As Demcrats continue their efforts to unify their party and attempts to convince Americans to vote for far left policy ideas, the Republican National Committee is raking in the cash.
In July, the RNC took in $55 million dollars and continues to tout major investments in a crucial ground game. The Hill has the details (bolding is mine):
The Republican National Committee (RNC) pulled in more than $55 million last month, according to figures shared first with The Hill, marking the party’s best July fundraising haul on record.
The $55.3 million haul brings the committee’s total cash on hand to $109.9 million, the most in party history. July also marked the RNC’s best-ever month of online fundraising, and a two-fold increase in the party’s online fundraising from 2016.

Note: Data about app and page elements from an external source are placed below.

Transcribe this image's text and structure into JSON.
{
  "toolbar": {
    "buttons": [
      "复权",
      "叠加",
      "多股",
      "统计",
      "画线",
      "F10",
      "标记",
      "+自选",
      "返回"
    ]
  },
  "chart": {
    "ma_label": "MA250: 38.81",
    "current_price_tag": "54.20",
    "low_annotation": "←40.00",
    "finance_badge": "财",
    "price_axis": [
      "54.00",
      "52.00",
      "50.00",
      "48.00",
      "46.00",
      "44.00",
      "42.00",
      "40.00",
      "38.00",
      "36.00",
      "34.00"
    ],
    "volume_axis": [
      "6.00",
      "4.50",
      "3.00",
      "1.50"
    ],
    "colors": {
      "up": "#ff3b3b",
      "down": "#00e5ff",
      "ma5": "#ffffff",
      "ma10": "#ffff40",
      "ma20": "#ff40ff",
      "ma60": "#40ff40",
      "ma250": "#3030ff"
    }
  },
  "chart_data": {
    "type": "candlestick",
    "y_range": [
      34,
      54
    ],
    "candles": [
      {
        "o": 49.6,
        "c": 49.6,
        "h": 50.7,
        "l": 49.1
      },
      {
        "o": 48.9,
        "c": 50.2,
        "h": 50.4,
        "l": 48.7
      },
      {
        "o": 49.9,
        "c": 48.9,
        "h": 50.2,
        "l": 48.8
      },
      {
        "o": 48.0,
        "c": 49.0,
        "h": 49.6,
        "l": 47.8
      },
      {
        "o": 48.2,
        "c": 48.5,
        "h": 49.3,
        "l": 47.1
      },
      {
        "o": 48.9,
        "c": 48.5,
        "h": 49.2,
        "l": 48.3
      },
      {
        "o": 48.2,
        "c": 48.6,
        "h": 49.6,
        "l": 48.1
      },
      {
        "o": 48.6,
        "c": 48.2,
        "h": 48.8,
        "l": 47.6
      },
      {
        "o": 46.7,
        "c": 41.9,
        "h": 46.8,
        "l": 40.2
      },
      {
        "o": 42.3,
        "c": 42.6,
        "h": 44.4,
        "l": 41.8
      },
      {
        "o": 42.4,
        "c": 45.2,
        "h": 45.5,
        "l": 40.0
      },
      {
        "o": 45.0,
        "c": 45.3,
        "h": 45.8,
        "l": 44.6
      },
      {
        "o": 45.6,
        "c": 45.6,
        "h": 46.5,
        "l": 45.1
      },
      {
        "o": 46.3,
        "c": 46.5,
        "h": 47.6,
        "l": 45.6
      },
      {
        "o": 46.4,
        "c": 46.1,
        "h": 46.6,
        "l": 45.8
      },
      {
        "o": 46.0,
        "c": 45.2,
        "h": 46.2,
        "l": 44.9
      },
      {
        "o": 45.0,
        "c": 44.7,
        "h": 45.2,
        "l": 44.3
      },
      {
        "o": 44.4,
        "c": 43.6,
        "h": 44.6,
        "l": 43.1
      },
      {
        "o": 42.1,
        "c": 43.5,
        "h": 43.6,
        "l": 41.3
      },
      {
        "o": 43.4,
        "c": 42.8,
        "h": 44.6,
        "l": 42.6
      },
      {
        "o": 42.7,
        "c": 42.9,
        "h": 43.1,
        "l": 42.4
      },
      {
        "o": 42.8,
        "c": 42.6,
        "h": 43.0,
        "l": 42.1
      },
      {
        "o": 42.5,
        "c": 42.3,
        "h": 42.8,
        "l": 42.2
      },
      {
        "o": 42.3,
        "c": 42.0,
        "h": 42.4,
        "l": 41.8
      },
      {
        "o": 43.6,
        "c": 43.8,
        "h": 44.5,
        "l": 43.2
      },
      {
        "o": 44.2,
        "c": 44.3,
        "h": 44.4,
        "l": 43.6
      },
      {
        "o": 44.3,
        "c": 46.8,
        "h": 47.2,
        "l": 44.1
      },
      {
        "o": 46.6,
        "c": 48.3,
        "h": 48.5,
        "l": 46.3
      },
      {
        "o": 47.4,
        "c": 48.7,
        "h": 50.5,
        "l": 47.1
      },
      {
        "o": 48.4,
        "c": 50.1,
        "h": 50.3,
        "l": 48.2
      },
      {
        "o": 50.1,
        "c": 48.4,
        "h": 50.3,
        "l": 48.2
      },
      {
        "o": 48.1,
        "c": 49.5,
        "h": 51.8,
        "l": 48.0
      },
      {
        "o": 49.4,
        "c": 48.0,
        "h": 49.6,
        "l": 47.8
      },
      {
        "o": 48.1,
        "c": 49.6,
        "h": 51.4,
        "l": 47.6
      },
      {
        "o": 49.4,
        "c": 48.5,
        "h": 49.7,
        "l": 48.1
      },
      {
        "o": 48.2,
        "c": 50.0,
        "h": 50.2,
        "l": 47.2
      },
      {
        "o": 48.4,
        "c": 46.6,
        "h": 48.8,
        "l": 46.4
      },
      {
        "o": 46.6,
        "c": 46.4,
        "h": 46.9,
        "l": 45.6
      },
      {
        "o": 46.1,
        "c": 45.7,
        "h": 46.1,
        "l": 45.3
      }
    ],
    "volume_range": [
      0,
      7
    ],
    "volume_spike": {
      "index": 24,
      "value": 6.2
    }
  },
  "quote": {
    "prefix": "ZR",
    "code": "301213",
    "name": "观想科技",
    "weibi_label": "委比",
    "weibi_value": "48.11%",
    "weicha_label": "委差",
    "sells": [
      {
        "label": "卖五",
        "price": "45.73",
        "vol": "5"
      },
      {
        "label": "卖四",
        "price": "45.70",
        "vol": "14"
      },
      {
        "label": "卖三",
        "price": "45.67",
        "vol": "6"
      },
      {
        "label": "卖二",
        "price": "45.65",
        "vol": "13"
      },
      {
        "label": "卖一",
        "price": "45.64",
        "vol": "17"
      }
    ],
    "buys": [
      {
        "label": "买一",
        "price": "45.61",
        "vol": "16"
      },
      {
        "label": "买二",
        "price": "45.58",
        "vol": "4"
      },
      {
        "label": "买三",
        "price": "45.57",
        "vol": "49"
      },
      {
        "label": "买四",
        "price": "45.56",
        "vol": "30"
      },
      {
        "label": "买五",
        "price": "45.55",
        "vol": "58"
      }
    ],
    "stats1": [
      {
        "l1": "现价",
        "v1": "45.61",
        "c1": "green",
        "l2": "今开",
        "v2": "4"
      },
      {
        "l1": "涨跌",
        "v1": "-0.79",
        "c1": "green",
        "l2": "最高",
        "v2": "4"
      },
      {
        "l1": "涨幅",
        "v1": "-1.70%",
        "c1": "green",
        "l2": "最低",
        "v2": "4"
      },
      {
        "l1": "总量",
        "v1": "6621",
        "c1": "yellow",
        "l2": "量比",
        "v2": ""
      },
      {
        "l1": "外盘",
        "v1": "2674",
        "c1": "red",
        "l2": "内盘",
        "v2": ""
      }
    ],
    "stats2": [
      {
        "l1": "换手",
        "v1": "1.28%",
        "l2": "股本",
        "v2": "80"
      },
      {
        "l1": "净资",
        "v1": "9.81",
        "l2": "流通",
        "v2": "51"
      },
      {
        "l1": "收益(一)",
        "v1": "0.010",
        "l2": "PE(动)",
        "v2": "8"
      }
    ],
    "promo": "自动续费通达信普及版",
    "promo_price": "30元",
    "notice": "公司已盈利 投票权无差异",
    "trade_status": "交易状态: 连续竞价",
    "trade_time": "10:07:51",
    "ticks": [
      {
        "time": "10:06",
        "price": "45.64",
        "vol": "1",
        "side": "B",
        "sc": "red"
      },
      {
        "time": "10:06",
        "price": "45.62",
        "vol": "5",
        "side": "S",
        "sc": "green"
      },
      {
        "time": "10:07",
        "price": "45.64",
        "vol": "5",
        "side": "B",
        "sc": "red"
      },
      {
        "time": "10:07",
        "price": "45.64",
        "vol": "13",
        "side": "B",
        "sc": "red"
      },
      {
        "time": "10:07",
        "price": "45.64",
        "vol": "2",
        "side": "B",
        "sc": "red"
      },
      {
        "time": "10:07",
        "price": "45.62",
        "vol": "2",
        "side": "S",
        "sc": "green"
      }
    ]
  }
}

The RNC and the Trump campaign, along with its affiliated groups, brought in a combined $169.3 million in July, besting the Democratic National Committee (DNC) and former Vice President Joe Biden’s campaign by nearly $30 million.
Across the 2020 election cycle, the RNC and Trump’s reelection operation have raked in a staggering $1.1 billion. They ended July with a combined warchest exceeding $300 million.
This record-breaking fundraising is fueling our unprecedented data-driven ground game operation – one the Democrats simply cannot compete with, and one that will deliver victories up and down the ballot on Nov. 3!— Ronna McDaniel (@GOPChairwoman) August 20, 2020
In addition to successful fundraising campaigns with just 75 days until the November 3 presidential election from the RNC, the Trump campaign is knocking on one million doors per week, something the Biden campaign isn't doing at all.
The Republican and Democratic parties — from the presidential candidates on down — are taking polar opposite approaches to door-to-door canvassing this fall. The competing bets on the value of face-to-face campaigning during a pandemic has no modern precedent, making it a potential wild card in November, especially in close races.
Biden and the Democratic National Committee aren’t sending volunteers or staffers to talk with voters at home, and don’t anticipate doing anything more than dropping off literature unless the crisis abates. The campaign and the Democratic National Committee think they can compensate for the lack of in-person canvassing with phone calls, texts, new forms of digital organizing, and virtual meet-ups with voters.
Republicans say their door-knocking dominance could make a difference in November, since in-person conversations have long been considered the most effective type of voter contact.